The person spoke on the condition of anonymity because the hiring has not been announced. Thibodeau's deal is worth approximately $6.5 million, with two years guaranteed plus a team option, and he will continue to assist the Celtics through the NBA finals.
Several outlets reported Saturday afternoon that Thibodeau was leaving Boston for Chicago.
Celtics coach Doc Rivers would not confirm the reports before Boston practiced the day before Game 2 of the series against Los Angeles, but both he and his players agreed that Thibodeau would be a good choice.
"I hope it's true, but we're not going to comment on it, I can tell you that," Rivers said. "We're focused on the NBA finals. There's two teams. There's the Lakers and the Celtics, and that's what we're going to keep the focus on.
"But on Tom, he deserves the job. I think he's the best candidate out there. I've said that for three years now. So let's hope it's true."
Bulls officials declined comment. The team and the NBA agreed to wait until after the finals are over to make the hiring official.
"We do not have any rules that prohibit a team from announcing a coaching hire during the finals," NBA spokesman Tim Frank said. "In the Bulls case, because they have no plans to consummate any deal before the end of the finals, we agreed that they should defer any announcement to the conclusion of the finals."
Thibodeau, an NBA assistant for 18 seasons with seven different teams, was also a candidate for jobs in New Orleans and New Jersey.
The longtime assistant was the architect of the defense that contained Kobe Bryant when the Celtics beat the Lakers for the title two years ago, and the one that helped them knock off LeBron James and Cleveland during a surprising run to these finals.
"Thibs brings a passion for defense, I think," Kevin Garnett said. "When you think of Tom Thibodeau and what's his strengths, he's obviously a defense guy. He watches an uncountable amount of film. He's a worker. He's a guy that loves his job. He does it with passion. If he is not with us next year, he's well deserving of it, as well as anybody else on our coaching staff."
Thibodeau joins a team that boasts one of the best young point guards in All-Star Derrick Rose and is armed with enough salary-cap room to offer a maximum contract in a star-studded free agent summer that could include James, Dwyane Wade, Chris Bosh and Joe Johnson. The person said those were two big draws, as was Chicago's front office.

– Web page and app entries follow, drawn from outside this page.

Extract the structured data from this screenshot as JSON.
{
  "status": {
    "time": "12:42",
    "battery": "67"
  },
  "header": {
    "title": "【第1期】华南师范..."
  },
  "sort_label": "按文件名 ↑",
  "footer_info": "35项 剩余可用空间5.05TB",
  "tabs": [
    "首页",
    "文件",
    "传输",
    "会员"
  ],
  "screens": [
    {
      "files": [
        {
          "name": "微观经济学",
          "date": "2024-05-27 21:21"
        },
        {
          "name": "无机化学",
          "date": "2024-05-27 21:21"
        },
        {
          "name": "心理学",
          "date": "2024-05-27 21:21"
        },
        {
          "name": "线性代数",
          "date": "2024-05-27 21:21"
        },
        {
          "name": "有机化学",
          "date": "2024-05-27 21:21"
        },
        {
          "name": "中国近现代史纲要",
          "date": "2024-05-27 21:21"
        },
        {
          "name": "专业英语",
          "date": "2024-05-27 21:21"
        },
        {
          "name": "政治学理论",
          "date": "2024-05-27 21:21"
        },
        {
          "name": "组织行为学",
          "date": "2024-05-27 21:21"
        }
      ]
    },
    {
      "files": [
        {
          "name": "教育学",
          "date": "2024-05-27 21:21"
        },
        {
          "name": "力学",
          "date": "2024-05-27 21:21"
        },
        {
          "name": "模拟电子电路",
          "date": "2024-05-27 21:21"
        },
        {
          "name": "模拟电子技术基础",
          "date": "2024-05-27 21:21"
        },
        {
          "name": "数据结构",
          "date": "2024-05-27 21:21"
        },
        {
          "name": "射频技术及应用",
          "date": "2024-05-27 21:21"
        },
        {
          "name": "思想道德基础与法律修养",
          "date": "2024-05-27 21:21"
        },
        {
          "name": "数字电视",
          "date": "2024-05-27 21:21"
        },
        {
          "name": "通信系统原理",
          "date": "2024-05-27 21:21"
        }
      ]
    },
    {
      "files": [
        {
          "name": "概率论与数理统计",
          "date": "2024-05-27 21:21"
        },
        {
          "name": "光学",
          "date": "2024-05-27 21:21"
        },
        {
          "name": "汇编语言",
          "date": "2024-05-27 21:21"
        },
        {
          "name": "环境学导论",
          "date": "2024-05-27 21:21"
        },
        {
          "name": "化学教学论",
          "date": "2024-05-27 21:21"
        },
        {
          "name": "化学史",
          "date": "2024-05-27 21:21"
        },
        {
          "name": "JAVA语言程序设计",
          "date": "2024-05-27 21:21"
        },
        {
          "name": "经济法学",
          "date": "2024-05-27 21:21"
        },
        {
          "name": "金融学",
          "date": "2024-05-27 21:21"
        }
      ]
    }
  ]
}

Bulls general manager Gar Forman and executive vice president of basketball operations John Paxson reportedly flew to Los Angeles on Wednesday on the eve of Game 1 of the finals and came away impressed.
Thibodeau replaces Vinny Del Negro, who was fired last month after leading Chicago to 41 wins and the playoffs in both of his seasons. He also had an altercation with Paxson late in this season.
With no coaching experience, Del Negro was a fallback choice when he was hired out of Phoenix's front office after high-profile negotiations with Mike D'Antoni and Doug Collins fell through.
That widely expected move was the first in the most important offseason in years for the Bulls. Hiring Thibodeau is another big step, with the free agency period starting July 1. He is represented by Creative Artists Agency, the same umbrella organization that includes James' agent Leon Rose.
When the Bulls let Del Negro go, Forman said free agency would play at least a small role in the hiring, although he added: "As we start this search, I don't want it to be about that. I want it to be about finding the best coach to fit this personnel."
He also indicated they were looking for an experienced head coach, although they weren't ruling out assistants or college head coaches. Thibodeau's only other head coaching job came in 1984, when he spent a year at his alma mater Salem State College in Massachusetts after getting promoted from assistant. He then spent four years as an assistant at Harvard before moving to the NBA.
AP Basketball Writer Brian Mahoney in El Segundo, Calif., contributed to this report.